BENGALURU: Ultimate Frisbee! You throw a disc and your friend catches it, Right? That can’t be a sport. I used to play that with my dog and my friends in my childhood days,” says Bhaswati Guha Majumder, a college student in Bengaluru, when asked if she knew about Ultimate Frisbee.
She is not the only person in the city to be ignorant of a sport that is recognised by the International Olympic Committee (IOC). Frisbee is generally seen as a pastime, not a sport. But is it that easy to play?
7-km Run Per Tourney
Sneha Patil, a member of the India Ultimate Frisbee team and the Secretary of the Ultimate Players Association of India (UPAI), dismisses the idea. She says, “When we started, it seemed easy. But each player runs at least 7-8 km in a game and one plays three such games a day in a tournament, so players’ fitness levels need to be at its peak.”
Sneha commenced her journey with Ultimate in 2011 with city club Disc-O-Deewane to be a part of a fun group. Soon she became an active member of the club. Back then, Ultimate was concentrated in certain metro cities like Bengaluru, Chennai, Delhi and Mumbai. There were hardly 60-70 players in Bengaluru. Now, the sport has grown exponentially just by word-of-mouth to other cities such as Surat, Patna, and Mysuru.
“When I started, there were just three clubs and now there are 11 and at least 200 women from Bengaluru play the sport at National level. In the last trial for a team that would travel to France in June, there were close to a 1,000 who tried out. So, it has become competitive now. Many of the players quit their jobs and became professionals,” she says.
Sneha and her team members don’t have a coach. “We learnt the sport watching YouTube videos,” she says. “We don’t have coaches here.

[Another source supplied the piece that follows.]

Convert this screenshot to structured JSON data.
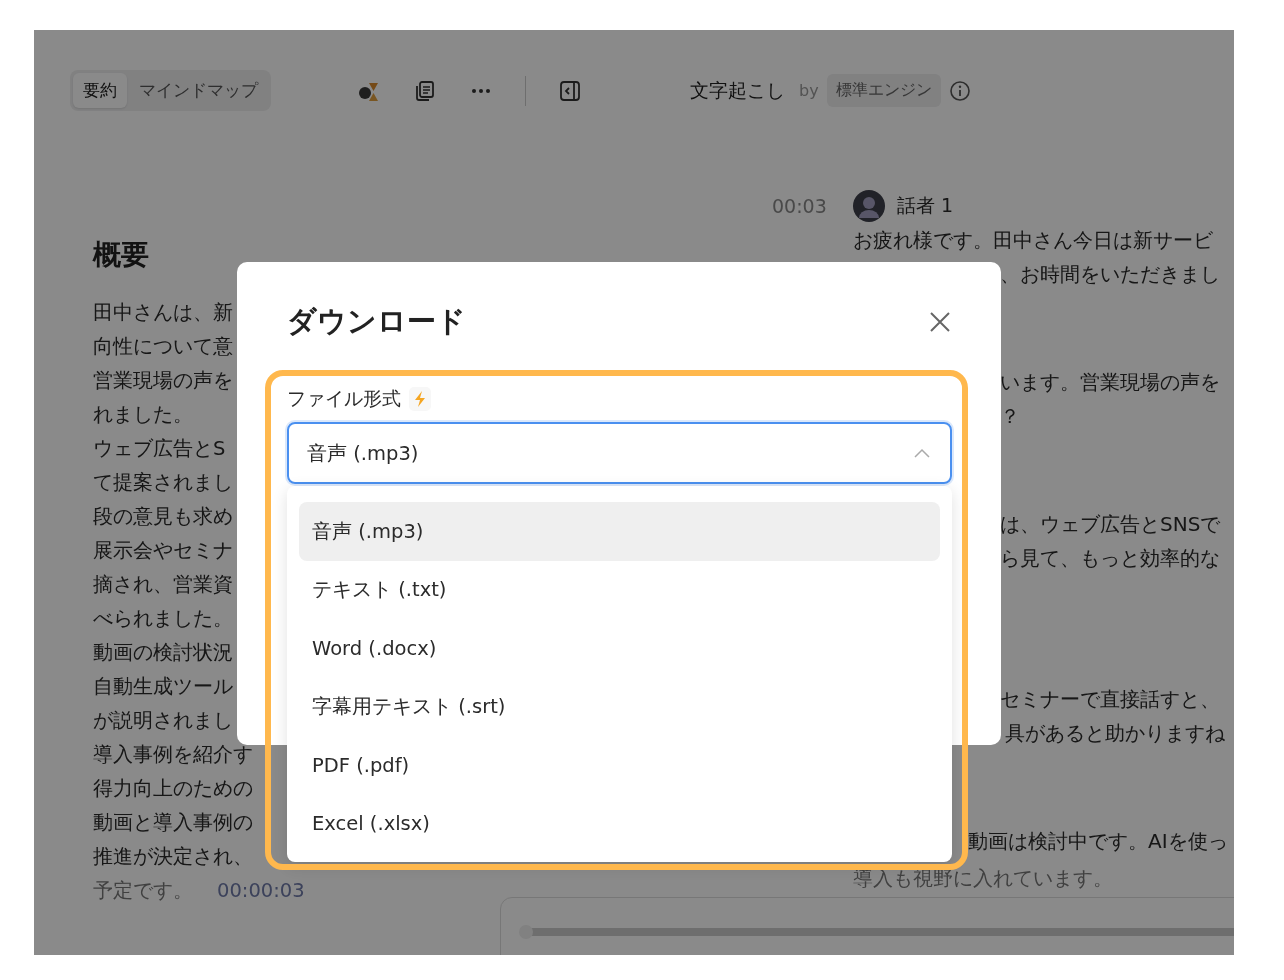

Players who go to coaching camps learn and teach other players locally.”
However, in terms of promotion of the sport, it has been an uphill journey. “Convincing people to take the sport seriously has been a really tough job. People know about other sports but they don’t know about Ultimate, so each player is left to teach their peers about its advantages.
“We don’t have funds to promote it. Whatever sponsorship we get goes towards organising tournaments. Sometimes, we don’t even get them and we have had to cancel tournaments. We collect fees from all the players to organise tournaments and for paying international federation fees,” says Sneha.
Karnataka Ultimate Players Association (KUPA) and the UPAI also face the daunting task of arranging grounds for practice and tournaments because the sport needs a grass surface and such fields are mostly booked for cricket and football. But the players are turning the tide.
“We book grounds of schools and colleges,” says Sneha. “In exchange we urge them to send their students for practice and we coach them. So far we’ve managed to promote the sport through IISc, Jain College, Christ College and few others, who now take part in National level tournaments.”
Amidst several challenges, Sneha targets schools and colleges as platforms to promote the sport once the State association is fully functional. Also, she aims to up the level of their game to attract sponsorship and government recognition as well.